Jinnene Foster

Yoga & Meditation Teacher, Wellness Blog Writer

use your hands to heal


Use your hands to heal what ails you

|Posted by Jinnene|

“The creative adult is the child who survived.” – Ursula Leguin

In order to live an authentic life, it can be helpful to use your hands to heal from stress. It doesn’t matter what you make, or the type of materials you select. The key is to continue to use your imagination to solve interesting problems.

This summer while the U.S. was in lockdown due to COVID, I crafted a bench made of SPF 2x4s. SPF is a hybrid wood that various lumberyards sell; it’s comprised of spruce, pine, and fur.

As a child, I had engaged in small wood whittling projects, but had never done any woodworking that involved big materials (like a 9-foot 2×4), or proper functionality.

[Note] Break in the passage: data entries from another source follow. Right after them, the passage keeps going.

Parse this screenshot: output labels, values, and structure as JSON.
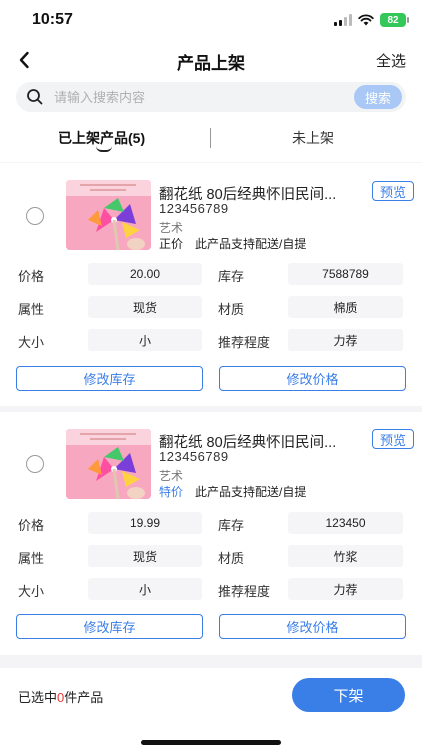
{
  "status_bar": {
    "time": "10:57",
    "battery": "82"
  },
  "nav": {
    "title": "产品上架",
    "select_all": "全选"
  },
  "search": {
    "placeholder": "请输入搜索内容",
    "button": "搜索"
  },
  "tabs": {
    "listed_label": "已上架产品",
    "listed_count": "(5)",
    "unlisted_label": "未上架"
  },
  "products": [
    {
      "name": "翻花纸 80后经典怀旧民间...",
      "preview": "预览",
      "code": "123456789",
      "category": "艺术",
      "price_type": "正价",
      "price_type_color": "#222222",
      "delivery": "此产品支持配送/自提",
      "attrs": {
        "price_label": "价格",
        "price": "20.00",
        "stock_label": "库存",
        "stock": "7588789",
        "property_label": "属性",
        "property": "现货",
        "material_label": "材质",
        "material": "棉质",
        "size_label": "大小",
        "size": "小",
        "recommend_label": "推荐程度",
        "recommend": "力荐"
      },
      "edit_stock": "修改库存",
      "edit_price": "修改价格"
    },
    {
      "name": "翻花纸 80后经典怀旧民间...",
      "preview": "预览",
      "code": "123456789",
      "category": "艺术",
      "price_type": "特价",
      "price_type_color": "#3a7ee8",
      "delivery": "此产品支持配送/自提",
      "attrs": {
        "price_label": "价格",
        "price": "19.99",
        "stock_label": "库存",
        "stock": "123450",
        "property_label": "属性",
        "property": "现货",
        "material_label": "材质",
        "material": "竹浆",
        "size_label": "大小",
        "size": "小",
        "recommend_label": "推荐程度",
        "recommend": "力荐"
      },
      "edit_stock": "修改库存",
      "edit_price": "修改价格"
    }
  ],
  "bottom": {
    "selected_prefix": "已选中",
    "selected_count": "0",
    "selected_suffix": "件产品",
    "delist_button": "下架"
  },
  "colors": {
    "accent": "#3a7ee8",
    "count_red": "#e53935"
  }
}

The idea for the bench came divinely inspired. One late June day, an inner voice whispered, “craft a bench made of wood.”

I found the Williams Sonoma-inspired design for the DIY bench project online (shout out to DIY Candy), and planned out all the materials I’d need to get started. I enjoyed curiosity about the box joint method I’d use to affix the pieces; I felt confident it would amount in a sturdy product.

In this way, for the width part of the bench (the part where one sits), you stack alternating long and slightly shorter pieces together to create a sort of hinge for a sturdier design.

Fortunately, my partner has a bunch of really cool tools in his garage. For example, he taught me how to use his miter saw, which I previously knew nothing about.

In addition to the miter saw, I used big C-clamps to hold the wood pieces together. After much deliberating and research, I chose which glue would be best.

About half-point through the process, I messed up the 2×4 measurements, and faced momentary frustration.

However, on the path toward a more authentic life, we should always recall: Every interesting problem has some type of solution.

The entire bench project, including all the sanding and finishing, took several days to complete. Satisfaction and pride were the results.

Big projects like this change us. They somehow make us realize we’re better than we thought we were.

Consider wearing overalls; it’s great fun.

Your turn toward creative authenticity:

Pro tip: You don’t have to visit the local lumber center to live out your authentic delight, of course. But I’m sure you’re aware of something that would please you to get started.

Get quiet enough to listen for those divine voices, or journal out some ideas about a creative endeavor that could pull you into the land of imagination for any amount of time you can spare. I recommend giving meditation a try!

Hint: Don’t forget to use your hands somehow!

If you need a few writing prompts to get you started, try these:

  • When do you feel most excited about something that you make? (cooking, decorating, planning, painting, music, etc.). Be creative about what “creativity” means to you. Recall, it’s anything that requires solving interesting problems.
  • What activity makes you feel like a child, and why or how?
  • What did you most like to do as a child? Why did you give it up?
  • What activities do you look most forward to? Why?
  • What do you do that allows you to lose track of time in the best way? Is there a reason you don’t do more of this activity?

use your hands for healing use your hands for healing